## PROBLEM TO WORK ON
Sift the material for lines containing "microphones", and return them.

....

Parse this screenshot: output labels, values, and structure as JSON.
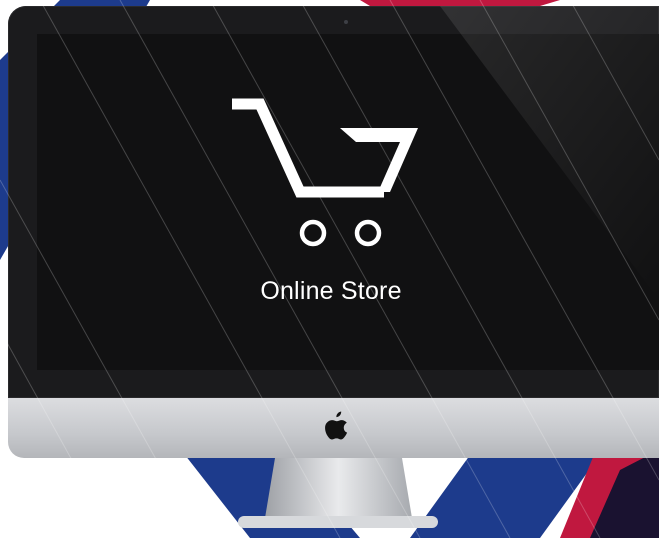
{
  "screen": {
    "label": "Online Store",
    "icon": "shopping-cart-icon"
  },
  "device": {
    "logo_icon": "apple-logo-icon"
  },
  "colors": {
    "navy": "#1d3b8c",
    "crimson": "#c0183f",
    "screen": "#111112",
    "bezel": "#1b1b1d",
    "aluminum": "#cfd1d4",
    "icon": "#ffffff"
  }
}
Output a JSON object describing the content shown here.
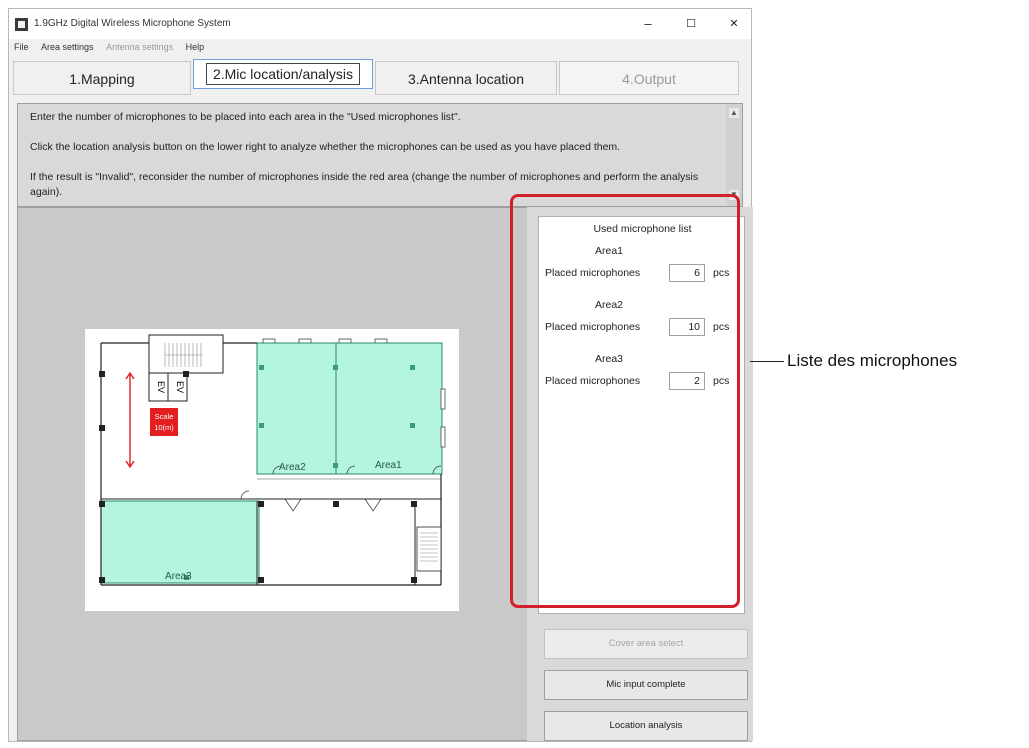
{
  "window": {
    "title": "1.9GHz Digital Wireless Microphone System",
    "minimize": "–",
    "maximize": "☐",
    "close": "✕"
  },
  "menu": {
    "file": "File",
    "area_settings": "Area settings",
    "antenna_settings": "Antenna settings",
    "help": "Help"
  },
  "tabs": [
    {
      "label": "1.Mapping"
    },
    {
      "label": "2.Mic location/analysis"
    },
    {
      "label": "3.Antenna location"
    },
    {
      "label": "4.Output"
    }
  ],
  "instructions": {
    "line1": "Enter the number of microphones to be placed into each area in the \"Used microphones list\".",
    "line2": "Click the location analysis button on the lower right to analyze whether the microphones can be used as you have placed them.",
    "line3": "If the result is \"Invalid\", reconsider the number of microphones inside the red area (change the number of microphones and perform the analysis again)."
  },
  "floorplan": {
    "ev1": "EV",
    "ev2": "EV",
    "scale_line1": "Scale",
    "scale_line2": "10(m)",
    "area1": "Area1",
    "area2": "Area2",
    "area3": "Area3",
    "colors": {
      "area_fill": "#b3f5df",
      "scale_red": "#e41e1e"
    }
  },
  "mic_list": {
    "header": "Used microphone list",
    "areas": [
      {
        "name": "Area1",
        "label": "Placed microphones",
        "count": "6",
        "unit": "pcs"
      },
      {
        "name": "Area2",
        "label": "Placed microphones",
        "count": "10",
        "unit": "pcs"
      },
      {
        "name": "Area3",
        "label": "Placed microphones",
        "count": "2",
        "unit": "pcs"
      }
    ]
  },
  "buttons": {
    "cover_area_select": "Cover area select",
    "mic_input_complete": "Mic input complete",
    "location_analysis": "Location analysis"
  },
  "callout": {
    "text": "Liste des microphones",
    "color": "#d2202a"
  }
}
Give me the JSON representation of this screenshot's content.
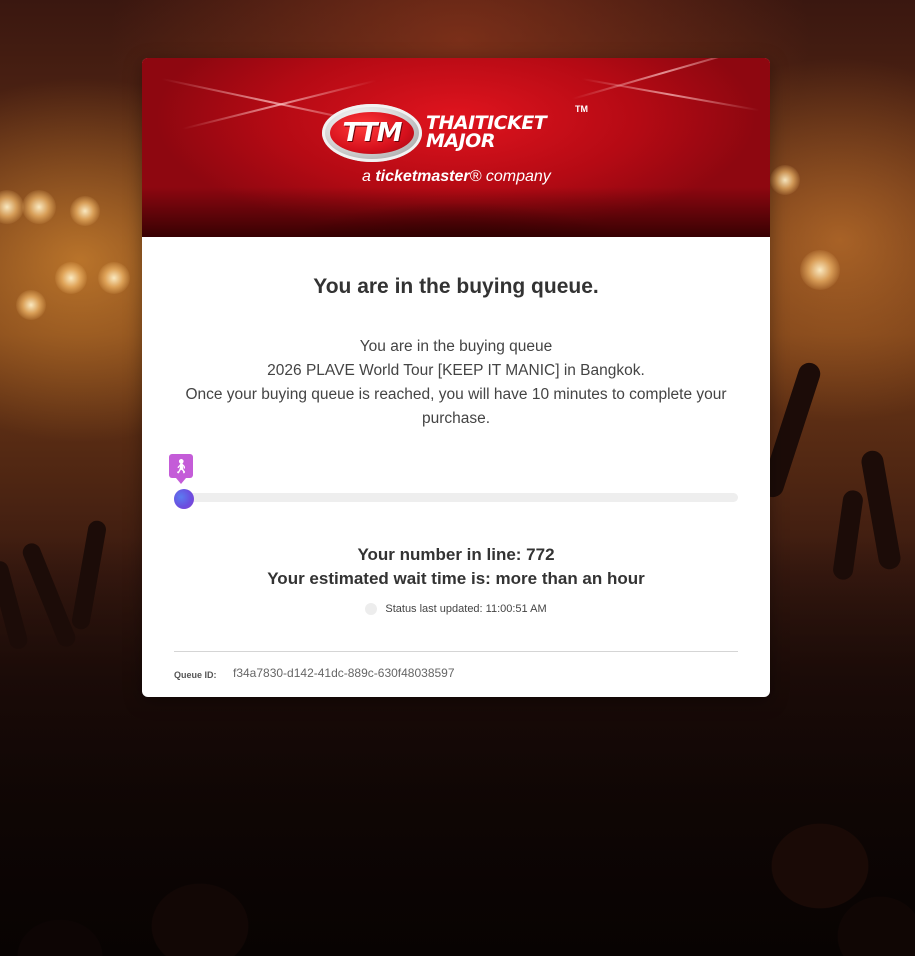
{
  "brand": {
    "logo_mark": "TTM",
    "name": "THAITICKET\nMAJOR",
    "trademark": "TM",
    "tagline_prefix": "a ",
    "tagline_brand": "ticketmaster",
    "tagline_suffix": "® company"
  },
  "queue": {
    "title": "You are in the buying queue.",
    "message_line1": "You are in the buying queue",
    "message_line2": "2026 PLAVE World Tour [KEEP IT MANIC] in Bangkok.",
    "message_line3": "Once your buying queue is reached, you will have 10 minutes to complete your purchase.",
    "progress_fraction": 0.0,
    "number_in_line": "Your number in line: 772",
    "estimated_wait": "Your estimated wait time is: more than an hour",
    "status_updated": "Status last updated: 11:00:51 AM",
    "queue_id_label": "Queue ID:",
    "queue_id_value": "f34a7830-d142-41dc-889c-630f48038597"
  },
  "icons": {
    "walker": "walking-person-icon",
    "status": "status-dot-icon"
  },
  "colors": {
    "banner_red": "#c80c16",
    "marker_purple": "#c45cd8",
    "knob_blue": "#5b7cf0"
  }
}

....

## PROBLEM SOLUTION
    "line1": "Enter the number of microphones to be placed into each area in the \"Used microphones list\".",
    "line2": "Click the location analysis button on the lower right to analyze whether the microphones can be used as you have placed them.",
    "line3": "If the result is \"Invalid\", reconsider the number of microphones inside the red area (change the number of microphones and perform the analysis again)."
        "label": "Placed microphones",
        "label": "Placed microphones",
        "label": "Placed microphones",
    "text": "Liste des microphones",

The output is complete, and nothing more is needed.